With what you know about this genre, (from the links above, or from watching mockumentaries in general) tell us your personal take on how you feel about it. What the benefits for filming something in this style are, and how does the genre apply to the digital age?
I think it's pretty cool, when the content warrants it. I think the conversation in class about the aesthetic being a gimmick was a good prompt. I think it's kind of popular style now with shows like "Modern Family" and "Parks and Recreation", but none really call for it in their content besides "The Office". It's important because it's actually important to the plot and the characters interact with the cameras because they're diagetic.
I think in some of the other shows (not "The Office), I have mixed feelings, but I kind of get caught up over it being a popular look and in a few ways, an easy way out. One thing that makes this style just easier to work with is the interview for exposition and to tell the audience something about the character in a pretty easy way. I'm not saying that all shows that use this are cheap or that they all take the "easy ways out" with this genre, but that there are a bunch that do.

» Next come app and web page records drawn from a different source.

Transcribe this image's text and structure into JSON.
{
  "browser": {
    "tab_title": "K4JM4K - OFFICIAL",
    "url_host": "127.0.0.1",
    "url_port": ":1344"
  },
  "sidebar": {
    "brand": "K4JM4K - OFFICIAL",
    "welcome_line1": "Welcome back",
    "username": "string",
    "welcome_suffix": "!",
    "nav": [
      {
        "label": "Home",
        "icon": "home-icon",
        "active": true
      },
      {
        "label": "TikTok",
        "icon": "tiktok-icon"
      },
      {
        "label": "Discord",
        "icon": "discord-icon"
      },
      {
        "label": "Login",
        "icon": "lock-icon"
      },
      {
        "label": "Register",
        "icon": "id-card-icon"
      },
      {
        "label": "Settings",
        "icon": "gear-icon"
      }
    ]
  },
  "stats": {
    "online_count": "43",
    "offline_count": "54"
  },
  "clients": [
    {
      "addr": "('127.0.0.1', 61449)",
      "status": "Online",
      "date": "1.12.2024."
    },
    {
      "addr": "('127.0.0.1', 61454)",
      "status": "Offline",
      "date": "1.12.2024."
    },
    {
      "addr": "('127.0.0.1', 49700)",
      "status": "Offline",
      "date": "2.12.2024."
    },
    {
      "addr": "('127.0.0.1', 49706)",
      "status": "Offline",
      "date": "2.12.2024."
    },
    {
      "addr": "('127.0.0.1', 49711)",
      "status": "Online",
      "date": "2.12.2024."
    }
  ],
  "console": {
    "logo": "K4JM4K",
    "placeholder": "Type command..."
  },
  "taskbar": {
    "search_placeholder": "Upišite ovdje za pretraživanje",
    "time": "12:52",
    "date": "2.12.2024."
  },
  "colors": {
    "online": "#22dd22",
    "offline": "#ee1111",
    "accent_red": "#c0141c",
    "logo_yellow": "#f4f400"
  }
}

I haven't personally watched in depth any of the shows within this genre besides "The Office", but the little bit that I have seen have been somewhat enjoyable. I'm very adamant that I did not find the shows funny or entertaining or whatever because of the aesthetic/ genre (there have been some that fall into the content category of the genre, but some not), but the pleasure seemed to be in the writing. It's been a long time since I've encountered any of these shows, so I probably shouldn't be talking, but I think it's interesting that I've had generally positive experiences with the shows that seem to implement this style/ genre. It kind of makes me wonder what kind of formal definition could be given to specify pacing/ other specific writing thing (besides the setting and etc. that have been specified) because although this is contradicting what I just said (pleasure not having to do with the genre) there does seem to be at least a tiny hint of consistency between some of the "awkward silence joke" pacing, which may just be it's own device used in tons of other writing to, but I do seem to remember a certain way of delivering a punchline that seemed to carry between shows. Again, it's been a very long time and because of this, this entire paragraph is invalid. I just kinda got on a tangent.
All and all, I think it's really cool and an interesting mini-explosion in television style, but it really just depends on the script/ show it's being used on.